Copy the complete listing word for word, but do not carry over any images.

>>>

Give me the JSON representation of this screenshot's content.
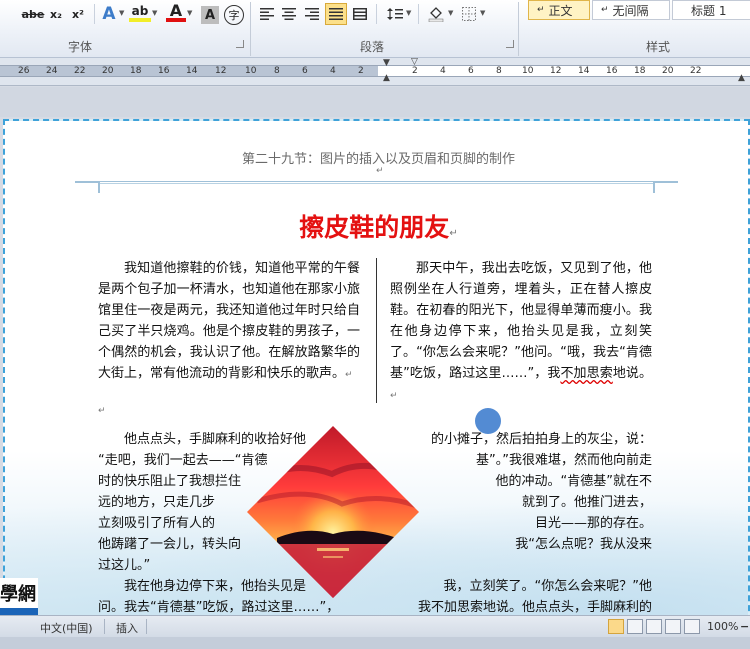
{
  "ribbon": {
    "groups": {
      "font": "字体",
      "paragraph": "段落",
      "styles": "样式"
    },
    "font_buttons": {
      "strike": "abe",
      "sub": "x₂",
      "sup": "x²",
      "text_effect": "A",
      "highlight": "ab",
      "font_color": "A",
      "char_shade": "A",
      "enclosed": "字"
    },
    "styles_gallery": [
      "正文",
      "无间隔",
      "标题 1"
    ],
    "style_prefix": "↵"
  },
  "ruler": {
    "ticks": [
      "26",
      "24",
      "22",
      "20",
      "18",
      "16",
      "14",
      "12",
      "10",
      "8",
      "6",
      "4",
      "2",
      "2",
      "4",
      "6",
      "8",
      "10",
      "12",
      "14",
      "16",
      "18",
      "20",
      "22"
    ]
  },
  "page": {
    "header": "第二十九节：图片的插入以及页眉和页脚的制作",
    "title": "擦皮鞋的朋友",
    "para_mark": "↵",
    "left_column": "我知道他擦鞋的价钱，知道他平常的午餐是两个包子加一杯清水，也知道他在那家小旅馆里住一夜是两元，我还知道他过年时只给自己买了半只烧鸡。他是个擦皮鞋的男孩子，一个偶然的机会，我认识了他。在解放路繁华的大街上，常有他流动的背影和快乐的歌声。",
    "right_column_before": "那天中午，我出去吃饭，又见到了他，他照例坐在人行道旁，埋着头，正在替人擦皮鞋。在初春的阳光下，他显得单薄而瘦小。我在他身边停下来，他抬头见是我，立刻笑了。“你怎么会来呢？”他问。“哦，我去“肯德基”吃饭，路过这里……”，我",
    "right_column_wavy": "不加思索",
    "right_column_after": "地说。",
    "wrap_left": [
      "他点点头，手脚麻利的收拾好他",
      "“走吧，我们一起去——“肯德",
      "时的快乐阻止了我想拦住",
      "远的地方，只走几步",
      "立刻吸引了所有人的",
      "他踌躇了一会儿，转头向",
      "过这儿。”",
      "我在他身边停下来，他抬头见是",
      "问。我去“肯德基”吃饭，路过这里……”，"
    ],
    "wrap_right": [
      "的小摊子，然后拍拍身上的灰尘，说：",
      "基”。”我很难堪，然而他向前走",
      "他的冲动。“肯德基”就在不",
      "就到了。他推门进去，",
      "目光——那的存在。",
      "我“怎么点呢？我从没来",
      "",
      "我，立刻笑了。“你怎么会来呢？”他",
      "我不加思索地说。他点点头，手脚麻利的"
    ]
  },
  "status": {
    "language": "中文(中国)",
    "mode": "插入",
    "zoom": "100%",
    "zoom_minus": "−"
  },
  "watermark": {
    "top": "學網",
    "bottom": ".com"
  }
}
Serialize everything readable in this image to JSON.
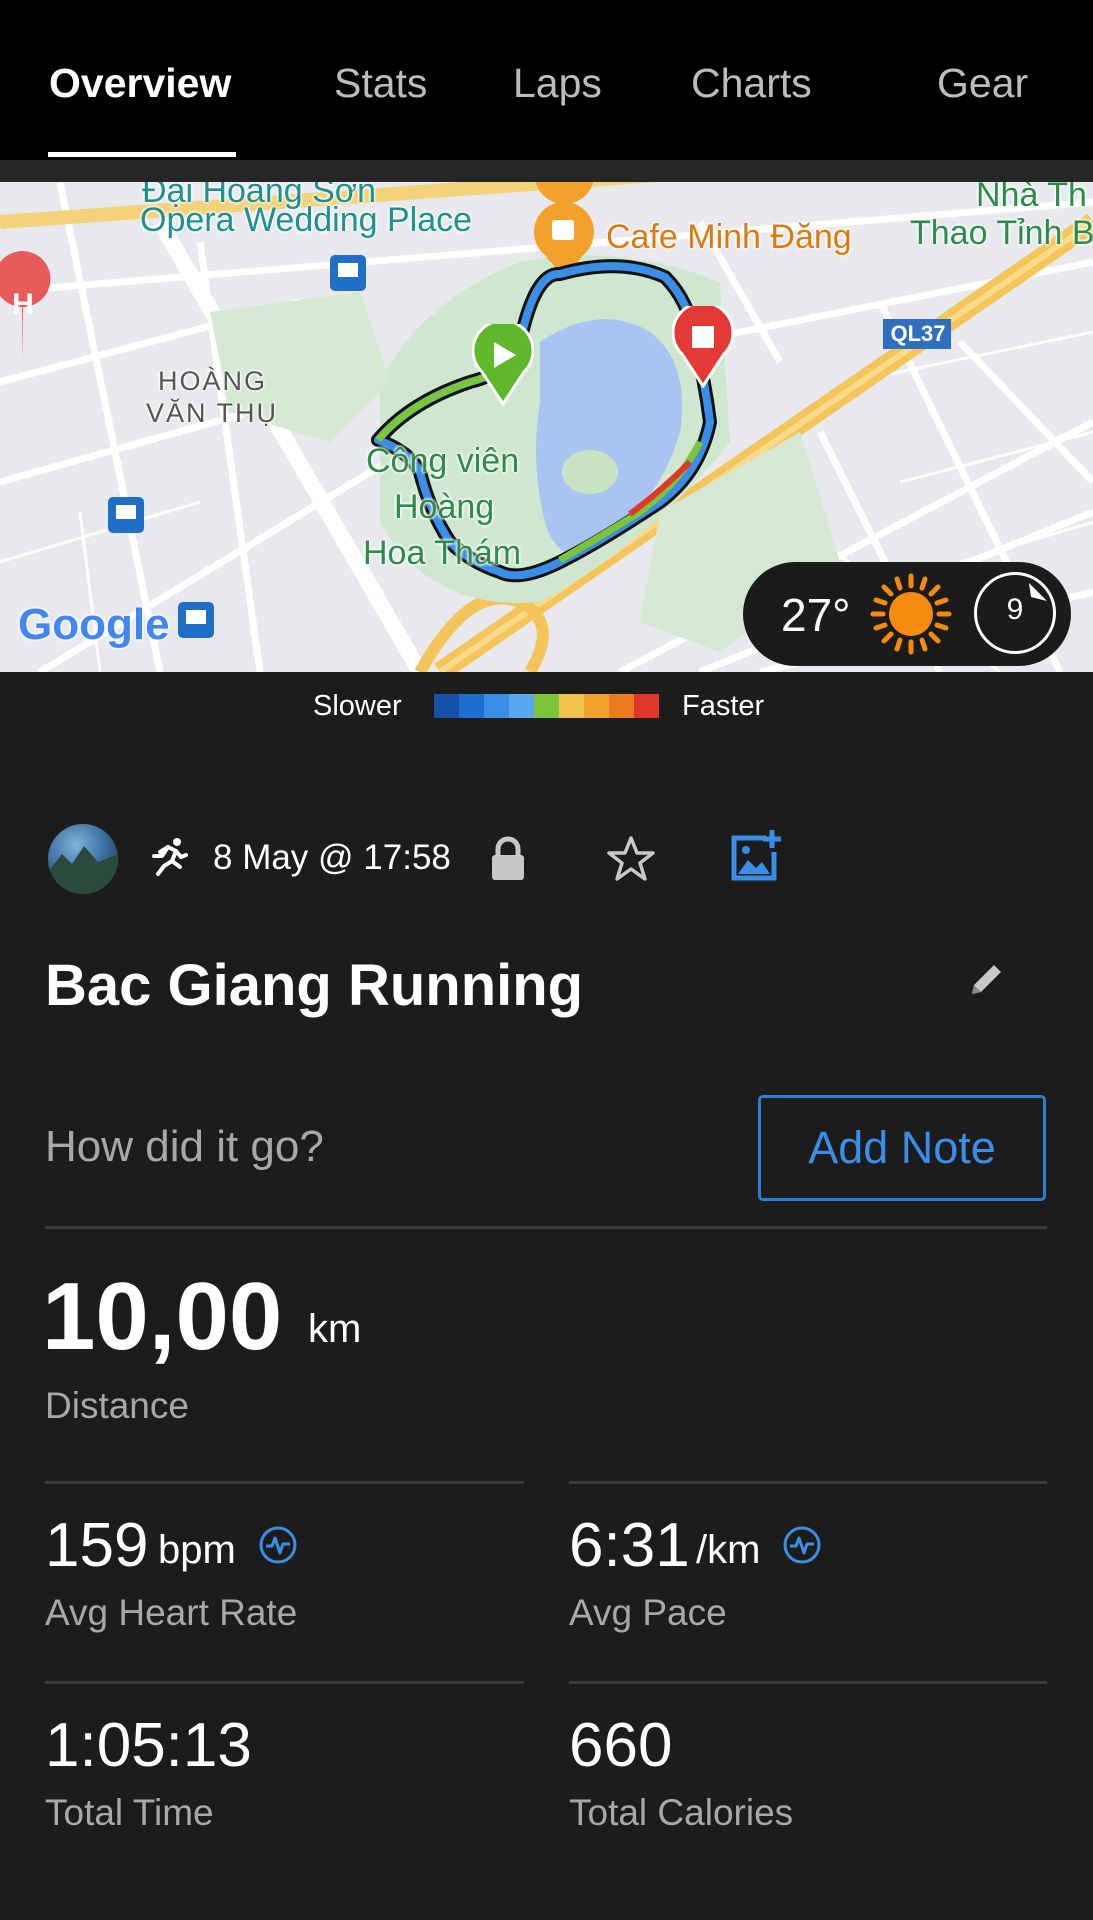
{
  "tabs": [
    {
      "label": "Overview",
      "active": true
    },
    {
      "label": "Stats",
      "active": false
    },
    {
      "label": "Laps",
      "active": false
    },
    {
      "label": "Charts",
      "active": false
    },
    {
      "label": "Gear",
      "active": false
    }
  ],
  "map": {
    "labels": {
      "opera_top": "Đại Hoàng Sơn",
      "opera": "Opera Wedding Place",
      "cafe": "Cafe Minh Đăng",
      "nha_top": "Nhà Th",
      "thao": "Thao Tỉnh B",
      "road": "QL37",
      "district_1": "HOÀNG",
      "district_2": "VĂN THỤ",
      "park_1": "Công viên",
      "park_2": "Hoàng",
      "park_3": "Hoa Thám",
      "google": "Google"
    },
    "icons": [
      "hospital-icon",
      "bus-stop-icon",
      "cafe-icon",
      "start-flag-icon",
      "stop-flag-icon"
    ]
  },
  "weather": {
    "temperature": "27°",
    "condition_icon": "sun-icon",
    "wind": "9"
  },
  "legend": {
    "slower": "Slower",
    "faster": "Faster",
    "colors": [
      "#1451a8",
      "#1f6fd0",
      "#3a8ee6",
      "#58a8ef",
      "#7cc53a",
      "#f0c44a",
      "#f4a02c",
      "#ec7a1e",
      "#e03828"
    ]
  },
  "activity": {
    "type_icon": "running-icon",
    "date": "8 May @ 17:58",
    "title": "Bac Giang Running",
    "note_prompt": "How did it go?",
    "add_note_label": "Add Note"
  },
  "stats": {
    "distance": {
      "value": "10,00",
      "unit": "km",
      "label": "Distance"
    },
    "heart_rate": {
      "value": "159",
      "unit": "bpm",
      "label": "Avg Heart Rate"
    },
    "pace": {
      "value": "6:31",
      "unit": "/km",
      "label": "Avg Pace"
    },
    "time": {
      "value": "1:05:13",
      "label": "Total Time"
    },
    "calories": {
      "value": "660",
      "label": "Total Calories"
    }
  },
  "colors": {
    "accent": "#3a8ee6",
    "background": "#1c1c1c",
    "header": "#000000"
  }
}
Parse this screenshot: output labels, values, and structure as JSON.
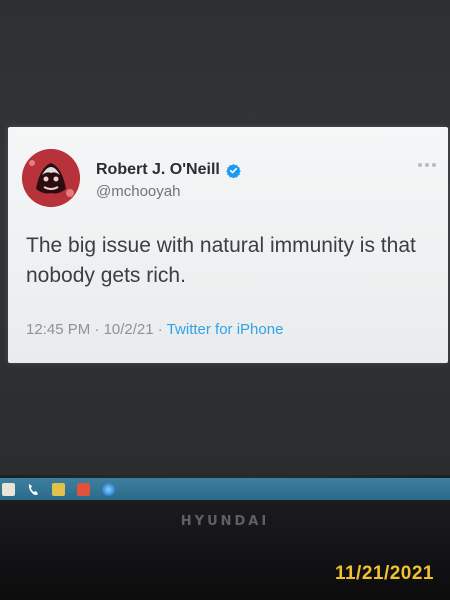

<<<

- **ANSWER BOX**:
Give me the JSON representation of this screenshot's content.
{
  "ribbon": {
    "groups": {
      "font": "字体",
      "paragraph": "段落",
      "styles": "样式"
    },
    "font_buttons": {
      "strike": "abe",
      "sub": "x₂",
      "sup": "x²",
      "text_effect": "A",
      "highlight": "ab",
      "font_color": "A",
      "char_shade": "A",
      "enclosed": "字"
    },
    "styles_gallery": [
      "正文",
      "无间隔",
      "标题 1"
    ],
    "style_prefix": "↵"
  },
  "ruler": {
    "ticks": [
      "26",
      "24",
      "22",
      "20",
      "18",
      "16",
      "14",
      "12",
      "10",
      "8",
      "6",
      "4",
      "2",
      "2",
      "4",
      "6",
      "8",
      "10",
      "12",
      "14",
      "16",
      "18",
      "20",
      "22"
    ]
  },
  "page": {
    "header": "第二十九节：图片的插入以及页眉和页脚的制作",
    "title": "擦皮鞋的朋友",
    "para_mark": "↵",
    "left_column": "我知道他擦鞋的价钱，知道他平常的午餐是两个包子加一杯清水，也知道他在那家小旅馆里住一夜是两元，我还知道他过年时只给自己买了半只烧鸡。他是个擦皮鞋的男孩子，一个偶然的机会，我认识了他。在解放路繁华的大街上，常有他流动的背影和快乐的歌声。",
    "right_column_before": "那天中午，我出去吃饭，又见到了他，他照例坐在人行道旁，埋着头，正在替人擦皮鞋。在初春的阳光下，他显得单薄而瘦小。我在他身边停下来，他抬头见是我，立刻笑了。“你怎么会来呢？”他问。“哦，我去“肯德基”吃饭，路过这里……”，我",
    "right_column_wavy": "不加思索",
    "right_column_after": "地说。",
    "wrap_left": [
      "他点点头，手脚麻利的收拾好他",
      "“走吧，我们一起去——“肯德",
      "时的快乐阻止了我想拦住",
      "远的地方，只走几步",
      "立刻吸引了所有人的",
      "他踌躇了一会儿，转头向",
      "过这儿。”",
      "我在他身边停下来，他抬头见是",
      "问。我去“肯德基”吃饭，路过这里……”，"
    ],
    "wrap_right": [
      "的小摊子，然后拍拍身上的灰尘，说：",
      "基”。”我很难堪，然而他向前走",
      "他的冲动。“肯德基”就在不",
      "就到了。他推门进去，",
      "目光——那的存在。",
      "我“怎么点呢？我从没来",
      "",
      "我，立刻笑了。“你怎么会来呢？”他",
      "我不加思索地说。他点点头，手脚麻利的"
    ]
  },
  "status": {
    "language": "中文(中国)",
    "mode": "插入",
    "zoom": "100%",
    "zoom_minus": "−"
  },
  "watermark": {
    "top": "學網",
    "bottom": ".com"
  }
}
Serialize everything readable in this image to JSON.
{
  "tabs": [
    {
      "label": "Overview",
      "active": true
    },
    {
      "label": "Stats",
      "active": false
    },
    {
      "label": "Laps",
      "active": false
    },
    {
      "label": "Charts",
      "active": false
    },
    {
      "label": "Gear",
      "active": false
    }
  ],
  "map": {
    "labels": {
      "opera_top": "Đại Hoàng Sơn",
      "opera": "Opera Wedding Place",
      "cafe": "Cafe Minh Đăng",
      "nha_top": "Nhà Th",
      "thao": "Thao Tỉnh B",
      "road": "QL37",
      "district_1": "HOÀNG",
      "district_2": "VĂN THỤ",
      "park_1": "Công viên",
      "park_2": "Hoàng",
      "park_3": "Hoa Thám",
      "google": "Google"
    },
    "icons": [
      "hospital-icon",
      "bus-stop-icon",
      "cafe-icon",
      "start-flag-icon",
      "stop-flag-icon"
    ]
  },
  "weather": {
    "temperature": "27°",
    "condition_icon": "sun-icon",
    "wind": "9"
  },
  "legend": {
    "slower": "Slower",
    "faster": "Faster",
    "colors": [
      "#1451a8",
      "#1f6fd0",
      "#3a8ee6",
      "#58a8ef",
      "#7cc53a",
      "#f0c44a",
      "#f4a02c",
      "#ec7a1e",
      "#e03828"
    ]
  },
  "activity": {
    "type_icon": "running-icon",
    "date": "8 May @ 17:58",
    "title": "Bac Giang Running",
    "note_prompt": "How did it go?",
    "add_note_label": "Add Note"
  },
  "stats": {
    "distance": {
      "value": "10,00",
      "unit": "km",
      "label": "Distance"
    },
    "heart_rate": {
      "value": "159",
      "unit": "bpm",
      "label": "Avg Heart Rate"
    },
    "pace": {
      "value": "6:31",
      "unit": "/km",
      "label": "Avg Pace"
    },
    "time": {
      "value": "1:05:13",
      "label": "Total Time"
    },
    "calories": {
      "value": "660",
      "label": "Total Calories"
    }
  },
  "colors": {
    "accent": "#3a8ee6",
    "background": "#1c1c1c",
    "header": "#000000"
  }
}
Parse this screenshot: output labels, values, and structure as JSON.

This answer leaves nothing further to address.